6. A major event or disaster in Iraq that will make the Surge appear meaningless. It could be a major attack on the Green Zone, such as the infamous “nuclear suitcase”, or forces unfriendly with the U.S. seizing control of Basra and cutting off the supply line to the coast and Kuwait, or an intense re-escalation of the violence to levels in excess of the pre-Surge time. Something is going to happen and it will not be good for pro-Iraq War politicians.

7. The recession will be a short one. The economy is strong, it will weather the money crisis over bad loans, and the Christmas season will be a big one for retail sales.

Let's hope we do better at predicting this year than we did last year, but I'm making no prediction.


Sunday, March 16, 2008

Hubris, Experience’s Last Lesson

Time magazine had a recent story about the experience issue in this election cycle and whether Obama had enough or not. The magazine provided a chart showing the experience of all the previous presidents and what kind of experience they had prior to taking office, specifically: public service, congress, or military. I would link to it but Time did not include it the same story online. It was one very informative chart. Amazingly, some of our best presidents had the least experience and some of our worse had the most. What does that tell us?

I saw a recent set of stories of the development of the internet and one theme that seemed to run through all the episodes was how companies lost out because they became big, dominate, and failed to notice changes in the market over which they had seemedly complete control. Microsoft did it to IBM and then nearly had it done to them when they fail to see the internet coming. Netscape was the browser everybody used and didn’t think they had to talk to Microsoft when they woke up and realized the importance of the internet. Who uses Netscape now?

Experience breeds arrogance which will lead to anyone's undoing. It is experience’s last lesson before someone with less experience takes over. And then the cycle begins again.

In the history of American policy, few have had as much experience as Dick Cheney and Don Rumsfeld and yet their hubris, the arrogance they displayed against any critic or detractor, the authority with which they dismissed the experts in the State Department, CIA, and anywhere else that knew they were wrong led to where we are today in Iraq and their reputation in that ol’ dustbin of history of the forgotten and ruined.

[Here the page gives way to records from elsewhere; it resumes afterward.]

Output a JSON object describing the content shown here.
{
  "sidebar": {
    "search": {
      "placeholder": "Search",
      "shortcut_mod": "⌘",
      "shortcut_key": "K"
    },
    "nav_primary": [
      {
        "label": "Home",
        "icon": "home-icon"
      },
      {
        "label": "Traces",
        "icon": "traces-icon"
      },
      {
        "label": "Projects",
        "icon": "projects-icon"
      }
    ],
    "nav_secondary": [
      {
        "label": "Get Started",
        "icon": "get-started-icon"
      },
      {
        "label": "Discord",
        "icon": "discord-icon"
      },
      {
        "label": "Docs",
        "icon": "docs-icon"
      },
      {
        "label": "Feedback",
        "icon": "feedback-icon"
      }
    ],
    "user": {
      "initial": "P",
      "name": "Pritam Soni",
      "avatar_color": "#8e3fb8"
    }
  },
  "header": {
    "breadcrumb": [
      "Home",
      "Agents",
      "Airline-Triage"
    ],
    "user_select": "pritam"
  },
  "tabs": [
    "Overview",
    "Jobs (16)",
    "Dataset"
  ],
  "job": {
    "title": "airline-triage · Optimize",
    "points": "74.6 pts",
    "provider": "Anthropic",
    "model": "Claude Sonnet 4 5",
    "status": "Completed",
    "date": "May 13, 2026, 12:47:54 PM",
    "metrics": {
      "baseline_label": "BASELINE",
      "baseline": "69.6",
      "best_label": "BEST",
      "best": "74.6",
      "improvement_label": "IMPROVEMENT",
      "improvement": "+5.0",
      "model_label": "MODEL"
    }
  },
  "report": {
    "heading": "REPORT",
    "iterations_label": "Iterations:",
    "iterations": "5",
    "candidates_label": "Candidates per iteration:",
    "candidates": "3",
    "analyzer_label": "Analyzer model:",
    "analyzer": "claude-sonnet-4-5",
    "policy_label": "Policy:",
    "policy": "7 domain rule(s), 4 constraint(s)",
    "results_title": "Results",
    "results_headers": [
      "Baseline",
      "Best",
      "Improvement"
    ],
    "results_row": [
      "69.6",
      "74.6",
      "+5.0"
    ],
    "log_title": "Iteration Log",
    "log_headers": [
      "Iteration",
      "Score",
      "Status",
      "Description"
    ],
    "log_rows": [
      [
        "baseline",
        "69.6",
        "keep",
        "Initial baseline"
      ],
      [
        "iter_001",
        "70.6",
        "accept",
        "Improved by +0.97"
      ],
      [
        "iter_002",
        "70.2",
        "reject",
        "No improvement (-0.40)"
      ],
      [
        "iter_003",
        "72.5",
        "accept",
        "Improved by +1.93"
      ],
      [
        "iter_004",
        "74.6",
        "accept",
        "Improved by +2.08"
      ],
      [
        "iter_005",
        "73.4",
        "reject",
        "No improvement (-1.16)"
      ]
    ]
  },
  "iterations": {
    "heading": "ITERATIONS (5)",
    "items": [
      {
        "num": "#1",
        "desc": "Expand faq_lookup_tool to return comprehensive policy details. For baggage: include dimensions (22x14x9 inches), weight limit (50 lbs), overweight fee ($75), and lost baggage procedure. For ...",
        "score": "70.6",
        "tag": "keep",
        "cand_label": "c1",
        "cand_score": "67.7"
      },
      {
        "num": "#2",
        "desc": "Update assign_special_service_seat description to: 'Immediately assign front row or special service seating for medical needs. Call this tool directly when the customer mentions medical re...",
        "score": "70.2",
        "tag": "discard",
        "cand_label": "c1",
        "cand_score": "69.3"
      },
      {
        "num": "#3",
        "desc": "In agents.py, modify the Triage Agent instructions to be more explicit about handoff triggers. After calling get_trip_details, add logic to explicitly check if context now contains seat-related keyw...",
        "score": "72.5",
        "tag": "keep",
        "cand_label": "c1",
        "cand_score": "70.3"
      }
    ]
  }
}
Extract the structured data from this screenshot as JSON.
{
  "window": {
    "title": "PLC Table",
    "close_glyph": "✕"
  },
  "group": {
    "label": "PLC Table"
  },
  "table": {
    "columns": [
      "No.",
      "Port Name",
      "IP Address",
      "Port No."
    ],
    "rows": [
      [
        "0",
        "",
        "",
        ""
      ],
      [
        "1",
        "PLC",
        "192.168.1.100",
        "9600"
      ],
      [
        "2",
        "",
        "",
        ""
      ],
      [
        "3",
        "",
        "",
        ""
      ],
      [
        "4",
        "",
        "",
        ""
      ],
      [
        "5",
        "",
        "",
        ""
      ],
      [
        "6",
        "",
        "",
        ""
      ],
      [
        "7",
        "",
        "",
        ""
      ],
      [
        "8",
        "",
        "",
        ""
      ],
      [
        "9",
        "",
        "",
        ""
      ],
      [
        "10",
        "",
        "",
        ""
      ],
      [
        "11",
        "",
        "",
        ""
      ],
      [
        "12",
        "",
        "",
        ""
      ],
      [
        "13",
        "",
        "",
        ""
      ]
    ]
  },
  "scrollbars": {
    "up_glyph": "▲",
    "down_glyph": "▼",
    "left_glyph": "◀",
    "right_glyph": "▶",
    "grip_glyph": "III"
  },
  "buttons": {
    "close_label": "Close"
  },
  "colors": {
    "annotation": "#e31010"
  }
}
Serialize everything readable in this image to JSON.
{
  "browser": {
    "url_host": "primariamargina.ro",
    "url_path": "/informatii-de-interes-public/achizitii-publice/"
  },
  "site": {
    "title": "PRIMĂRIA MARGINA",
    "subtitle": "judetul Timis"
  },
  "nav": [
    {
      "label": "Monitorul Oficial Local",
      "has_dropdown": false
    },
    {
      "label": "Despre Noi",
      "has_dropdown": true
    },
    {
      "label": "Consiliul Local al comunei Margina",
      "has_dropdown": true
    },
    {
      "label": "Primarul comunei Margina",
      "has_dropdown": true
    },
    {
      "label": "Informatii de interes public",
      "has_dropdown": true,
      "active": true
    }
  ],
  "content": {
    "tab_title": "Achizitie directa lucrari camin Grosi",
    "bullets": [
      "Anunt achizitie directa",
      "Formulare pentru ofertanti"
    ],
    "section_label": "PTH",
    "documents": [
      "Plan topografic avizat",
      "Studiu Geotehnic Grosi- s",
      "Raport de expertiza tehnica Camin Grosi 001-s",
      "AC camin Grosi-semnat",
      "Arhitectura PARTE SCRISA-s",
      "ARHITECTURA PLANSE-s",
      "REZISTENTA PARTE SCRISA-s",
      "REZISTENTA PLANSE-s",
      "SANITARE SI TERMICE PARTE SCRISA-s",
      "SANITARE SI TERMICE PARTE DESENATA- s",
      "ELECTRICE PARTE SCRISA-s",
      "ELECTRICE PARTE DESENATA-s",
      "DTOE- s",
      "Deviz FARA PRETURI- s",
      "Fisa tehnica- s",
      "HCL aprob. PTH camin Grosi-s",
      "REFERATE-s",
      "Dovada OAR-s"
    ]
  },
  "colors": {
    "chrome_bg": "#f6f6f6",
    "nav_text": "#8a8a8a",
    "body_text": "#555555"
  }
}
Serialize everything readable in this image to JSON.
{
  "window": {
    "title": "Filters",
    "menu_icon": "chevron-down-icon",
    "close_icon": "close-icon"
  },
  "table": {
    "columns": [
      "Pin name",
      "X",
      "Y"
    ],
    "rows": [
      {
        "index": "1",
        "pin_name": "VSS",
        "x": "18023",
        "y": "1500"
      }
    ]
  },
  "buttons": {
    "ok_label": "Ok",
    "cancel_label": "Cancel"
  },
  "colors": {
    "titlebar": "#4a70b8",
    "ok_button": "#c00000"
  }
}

Perhaps someone with less experience is willing to listen to others that have more of it or at least others who have different opinions. Maybe that’s the best lesson experience can teach us: to not rely on experience too much. The best experience is to be open to new experience without prejudice or bias, to not let experience go to your head and make you forget how you gained that experience in the first place.

To some, experience leads to hubris, to others it leads a humility and openness to new experiences. Let us hope our experience will be the latter whoever is elected come November 4, 2008.